By Sheri Williams
Led by SEIU 1021, Fight for $15 and Legislative labor leader Lorena Gonzalez (D-San Diego), fast food workers are bringing back their fight for fair wages and working conditions to the Capitol in coming weeks.
Last year, Gonzalez introduced the FAST Recovery Act, or AB 257, with support of SEIU California and thousands of fast food workers organizing with the Fight for $15, according to the union. FAST in the title stands for Fast-food Accountability and Standards—and is meant to provide protections and representation for an industry known for low wages and hard working conditions.
“This is not a group of workers who are suddenly becoming aware that they’re underappreciated or underpaid. I would say they’ve led other workers,” Gonzalez told media recently.
Fast food workers and union members staged an action across the state, including in Sacramento, on Nov. 9 in support of the bill.
For years, the Fight for $15 has grown nationwide into a powerful movement that seeks to unionize fast food workers—who are predominately women and people of color.
Taking that fight one step further, AB 257 would create a statewide council in California that includes workers to set standards for working conditions.
This bill would give workers more power, according to the union. Workers need a seat at the table where standards across the fast-food industry are being set.
“The bill isn’t just about our safety during COVID-19, but having a voice to address issues that so many fast-food workers have faced like wage theft, sexual harassment, discrimination and violence in the workplace,” the union said in a statement.
The bill would also seek to hold major corporations accountable for working conditions.

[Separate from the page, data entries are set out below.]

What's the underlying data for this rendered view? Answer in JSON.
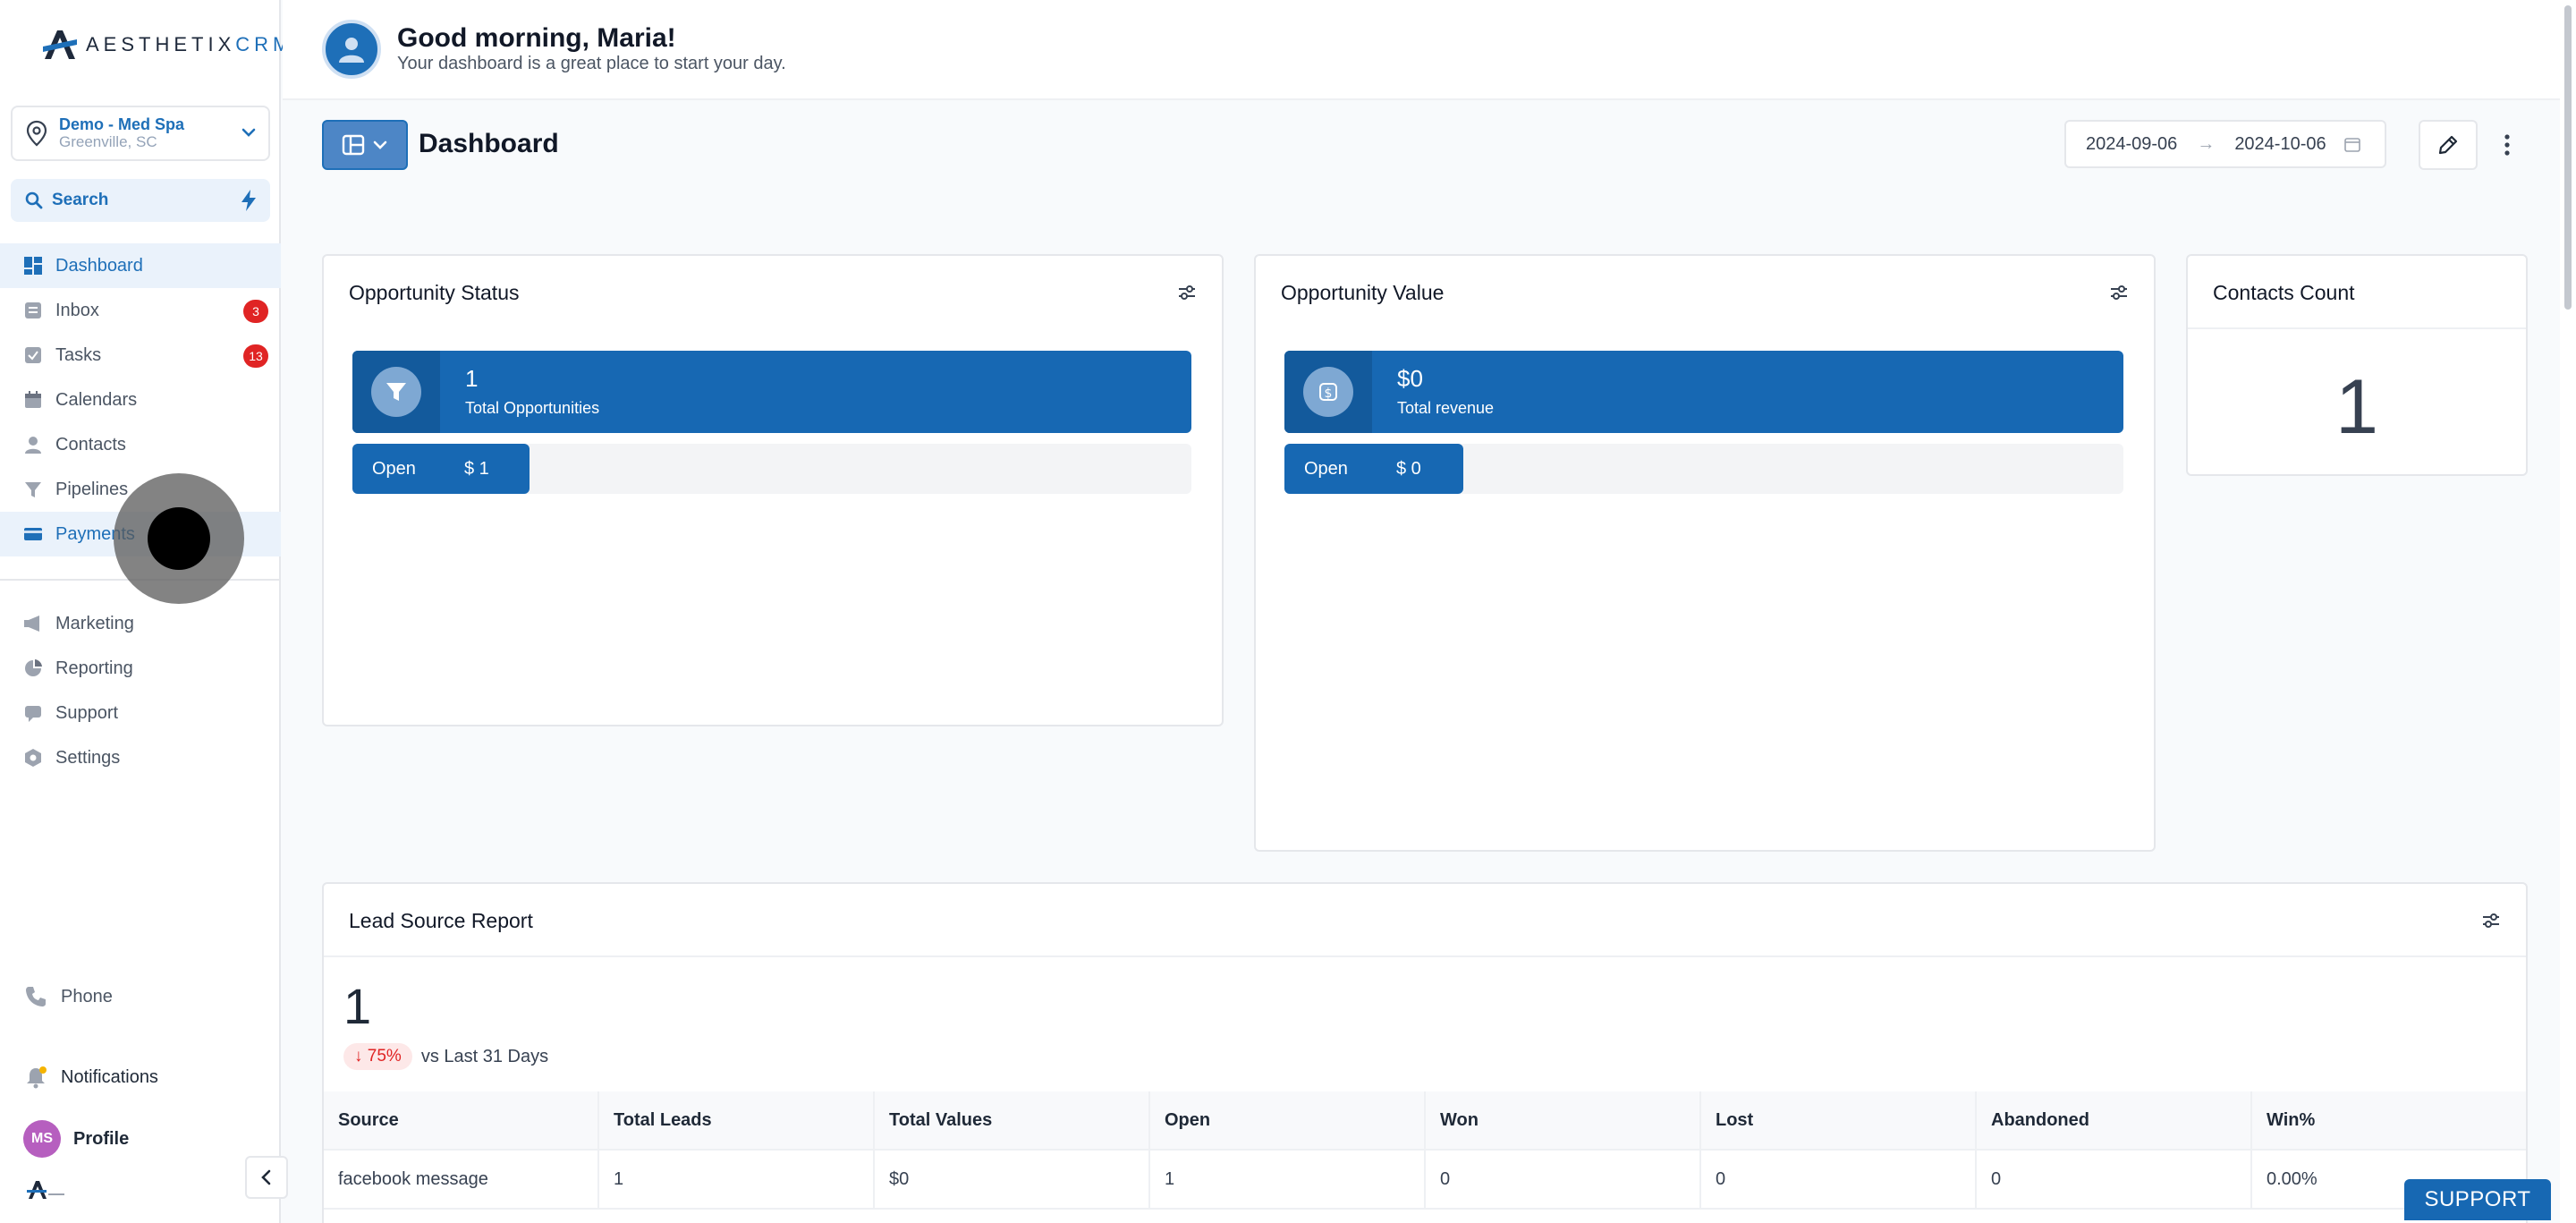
{
  "brand": {
    "name_part1": "AESTHETIX",
    "name_part2": "CRM",
    "accent_color": "#1768b3"
  },
  "location": {
    "name": "Demo - Med Spa",
    "city": "Greenville, SC"
  },
  "search": {
    "label": "Search"
  },
  "sidebar": {
    "items": [
      {
        "label": "Dashboard",
        "icon": "dashboard-icon",
        "active": true
      },
      {
        "label": "Inbox",
        "icon": "inbox-icon",
        "badge": "3"
      },
      {
        "label": "Tasks",
        "icon": "tasks-icon",
        "badge": "13"
      },
      {
        "label": "Calendars",
        "icon": "calendar-icon"
      },
      {
        "label": "Contacts",
        "icon": "contacts-icon"
      },
      {
        "label": "Pipelines",
        "icon": "funnel-icon"
      },
      {
        "label": "Payments",
        "icon": "payments-icon",
        "active": true
      }
    ],
    "items2": [
      {
        "label": "Marketing",
        "icon": "megaphone-icon"
      },
      {
        "label": "Reporting",
        "icon": "reporting-icon"
      },
      {
        "label": "Support",
        "icon": "support-icon"
      },
      {
        "label": "Settings",
        "icon": "gear-icon"
      }
    ],
    "phone": "Phone",
    "notifications": "Notifications",
    "profile_initials": "MS",
    "profile": "Profile"
  },
  "header": {
    "greeting": "Good morning, Maria!",
    "subtitle": "Your dashboard is a great place to start your day."
  },
  "toolbar": {
    "title": "Dashboard",
    "date_from": "2024-09-06",
    "date_arrow": "→",
    "date_to": "2024-10-06"
  },
  "opportunity_status": {
    "title": "Opportunity Status",
    "value": "1",
    "label": "Total Opportunities",
    "open_label": "Open",
    "open_value": "$ 1"
  },
  "opportunity_value": {
    "title": "Opportunity Value",
    "value": "$0",
    "label": "Total revenue",
    "open_label": "Open",
    "open_value": "$ 0"
  },
  "contacts_count": {
    "title": "Contacts Count",
    "value": "1"
  },
  "lead_source": {
    "title": "Lead Source Report",
    "total": "1",
    "delta": "↓ 75%",
    "delta_text": "vs Last 31 Days",
    "columns": [
      "Source",
      "Total Leads",
      "Total Values",
      "Open",
      "Won",
      "Lost",
      "Abandoned",
      "Win%"
    ],
    "rows": [
      [
        "facebook message",
        "1",
        "$0",
        "1",
        "0",
        "0",
        "0",
        "0.00%"
      ]
    ]
  },
  "support_button": "SUPPORT"
}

“We know that in fast-food, the real boss often isn’t the managers in the stores, but the big corporations like McDonald’s, Burger King, Jack-in-the-Box and others that control many aspects of working in the stores. These corporations will also be held accountable by this bill,” the union statement continued.
“California has been a leader in workers’ rights, and the FAST Recovery Act ensures that fast-food workers have a seat at the table and a role in improving safety in an industry rife with workplace abuses,” said Joseph Bryant, SEIU California Executive Board member and SEIU 1021 President. “Whether you’re a fast food worker, gig driver, janitor, security officer, a nursing home or dialysis worker—every worker deserves to have a voice on the job. No essential worker should have to risk their lives or their families’ lives to earn a paycheck.”

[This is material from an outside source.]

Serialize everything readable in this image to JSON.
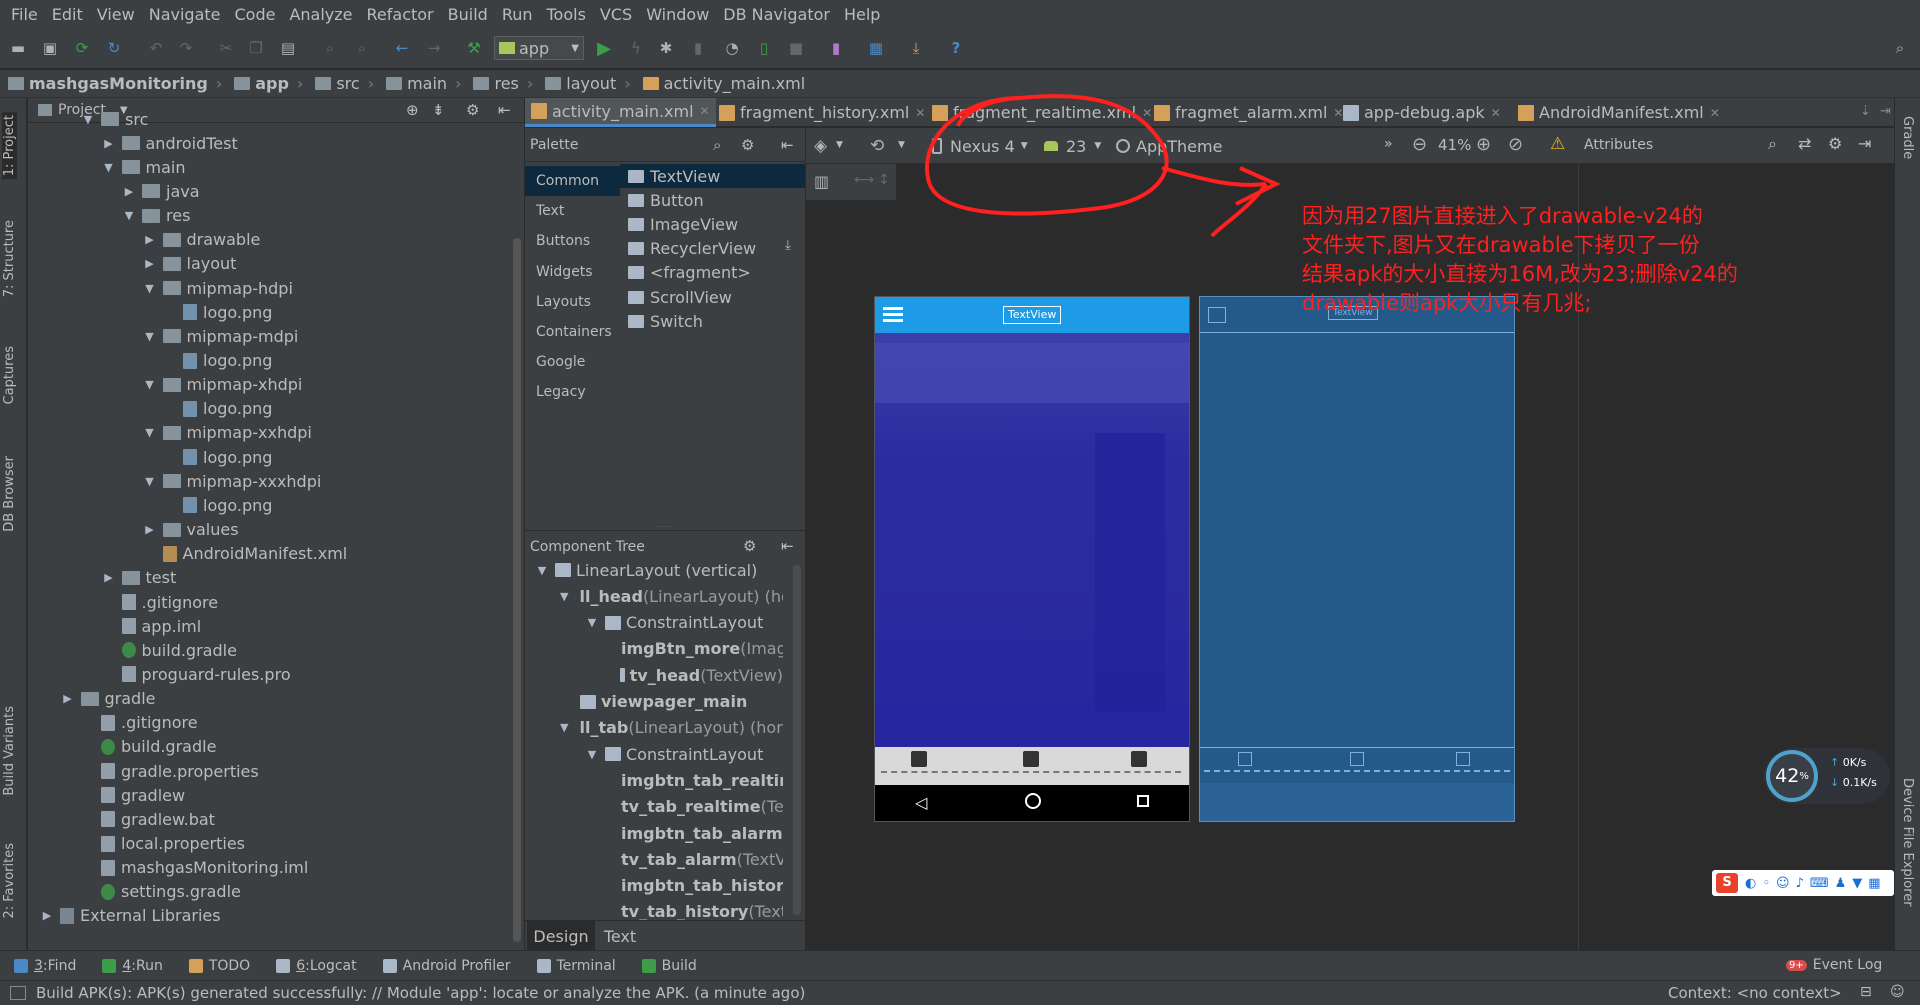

A joint report by the UCLA and UC Berkeley Labor Centers detailed some of the problem faced by fast food workers in Los Angeles, where thousands rely on such jobs.

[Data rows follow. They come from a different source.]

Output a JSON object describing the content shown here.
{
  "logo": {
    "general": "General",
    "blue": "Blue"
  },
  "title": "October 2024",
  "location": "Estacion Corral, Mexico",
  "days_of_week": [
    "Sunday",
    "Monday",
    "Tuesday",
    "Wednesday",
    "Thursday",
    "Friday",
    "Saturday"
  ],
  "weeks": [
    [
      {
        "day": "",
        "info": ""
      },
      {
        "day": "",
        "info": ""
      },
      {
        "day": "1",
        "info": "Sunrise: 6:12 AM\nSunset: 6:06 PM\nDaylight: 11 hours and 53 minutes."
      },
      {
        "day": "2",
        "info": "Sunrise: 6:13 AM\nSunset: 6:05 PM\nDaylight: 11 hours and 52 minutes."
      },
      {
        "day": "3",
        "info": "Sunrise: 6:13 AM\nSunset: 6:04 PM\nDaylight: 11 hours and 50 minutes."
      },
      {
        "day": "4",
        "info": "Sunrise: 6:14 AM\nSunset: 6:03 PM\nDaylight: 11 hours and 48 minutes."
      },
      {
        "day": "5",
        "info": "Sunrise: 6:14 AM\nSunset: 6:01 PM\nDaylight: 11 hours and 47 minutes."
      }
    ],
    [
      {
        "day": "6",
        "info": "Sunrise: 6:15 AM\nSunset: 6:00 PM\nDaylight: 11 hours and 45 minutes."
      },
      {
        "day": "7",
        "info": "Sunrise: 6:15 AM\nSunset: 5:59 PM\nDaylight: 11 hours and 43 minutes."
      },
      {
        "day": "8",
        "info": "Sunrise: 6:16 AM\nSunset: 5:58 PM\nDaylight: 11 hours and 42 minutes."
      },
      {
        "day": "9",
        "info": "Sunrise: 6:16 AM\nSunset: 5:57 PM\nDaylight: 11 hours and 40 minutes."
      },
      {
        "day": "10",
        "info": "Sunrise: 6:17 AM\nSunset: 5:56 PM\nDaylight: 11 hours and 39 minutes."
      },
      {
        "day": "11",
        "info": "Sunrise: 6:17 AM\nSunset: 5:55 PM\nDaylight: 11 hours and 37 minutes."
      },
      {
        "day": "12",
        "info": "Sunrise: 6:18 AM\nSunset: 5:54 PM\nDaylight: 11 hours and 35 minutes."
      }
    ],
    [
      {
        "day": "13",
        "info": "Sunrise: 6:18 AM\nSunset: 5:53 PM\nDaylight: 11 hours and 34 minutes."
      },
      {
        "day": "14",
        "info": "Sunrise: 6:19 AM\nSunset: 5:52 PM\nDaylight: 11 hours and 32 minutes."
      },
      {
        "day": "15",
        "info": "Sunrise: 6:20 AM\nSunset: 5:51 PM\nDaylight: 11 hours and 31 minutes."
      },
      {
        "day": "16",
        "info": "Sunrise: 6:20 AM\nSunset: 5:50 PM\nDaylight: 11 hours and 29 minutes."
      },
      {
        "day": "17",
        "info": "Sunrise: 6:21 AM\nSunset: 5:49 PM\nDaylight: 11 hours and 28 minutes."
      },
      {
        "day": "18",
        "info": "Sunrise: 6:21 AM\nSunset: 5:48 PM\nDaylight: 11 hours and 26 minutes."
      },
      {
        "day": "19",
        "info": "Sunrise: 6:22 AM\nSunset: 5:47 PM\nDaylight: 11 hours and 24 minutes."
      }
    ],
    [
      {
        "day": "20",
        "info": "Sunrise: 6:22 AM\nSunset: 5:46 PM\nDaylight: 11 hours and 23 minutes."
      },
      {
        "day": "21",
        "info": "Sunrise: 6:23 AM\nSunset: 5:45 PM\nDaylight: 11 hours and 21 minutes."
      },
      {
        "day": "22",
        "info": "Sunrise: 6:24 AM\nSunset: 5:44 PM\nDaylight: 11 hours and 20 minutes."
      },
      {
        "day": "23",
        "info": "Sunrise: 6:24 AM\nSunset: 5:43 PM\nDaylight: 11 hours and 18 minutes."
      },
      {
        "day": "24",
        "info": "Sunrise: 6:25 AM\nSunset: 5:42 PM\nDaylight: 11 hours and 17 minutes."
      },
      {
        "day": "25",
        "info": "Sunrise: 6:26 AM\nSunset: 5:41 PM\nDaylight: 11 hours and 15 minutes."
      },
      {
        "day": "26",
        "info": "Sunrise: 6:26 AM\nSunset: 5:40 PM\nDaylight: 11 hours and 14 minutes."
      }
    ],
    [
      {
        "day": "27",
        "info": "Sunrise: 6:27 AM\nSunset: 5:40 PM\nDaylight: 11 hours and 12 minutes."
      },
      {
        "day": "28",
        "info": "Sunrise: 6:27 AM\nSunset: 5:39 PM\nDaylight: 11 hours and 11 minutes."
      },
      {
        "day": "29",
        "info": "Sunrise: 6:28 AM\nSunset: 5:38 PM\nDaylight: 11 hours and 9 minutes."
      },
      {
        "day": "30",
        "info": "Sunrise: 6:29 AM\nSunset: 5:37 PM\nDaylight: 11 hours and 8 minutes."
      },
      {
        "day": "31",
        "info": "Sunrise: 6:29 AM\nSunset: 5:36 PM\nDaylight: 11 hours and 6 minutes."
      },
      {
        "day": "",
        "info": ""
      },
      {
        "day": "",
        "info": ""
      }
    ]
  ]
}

“Research has shown that fast-food workers face injury, workplace violence, harassment, and wage theft,” the study found. “The media covered more than 700 incidents of workplace violence at McDonald’s alone between 2017 and 2019. One survey reported that 87% of fast-food workers were injured on the job at least once in the previous year, while 12% were assaulted. Another report showed above average occurrences of sexual harassment, and class action, sexual harassment lawsuits against fast-food companies abound.”
The report also found that fast food restaurant workers faced increased dangers from COVID-19, which exacerbates the risks already faced by fast-food workers.
“In Los Angeles, several high-profile failures to comply with COVID-19 workplace regulations point to the severity of violations and paucity of protection for speaking out,” the report read. “Workers at a McDonald’s in Boyle Heights filed seven complaints after six coworkers contracted the virus, alleging failure to enforce face coverings and social distancing or provide personal protective equipment (PPE). Workers have since claimed retaliation for reporting these violations.”
The report concluded that the “fast-food industry is characterized by franchise models that create a layer of separation, or ‘fissure,’ between workers and the companies responsible for their working conditions. Franchisors exercise ‘vertical restraints’—key elements in how chains operate such as prices, customer rules, and suppliers—but franchisors are not liable for what happens at individual sites.
As in other fissured workplaces characterized by contracting, franchising, or staffing agencies, labor violations are common. Franchising, in particular, frustrates enforcement.”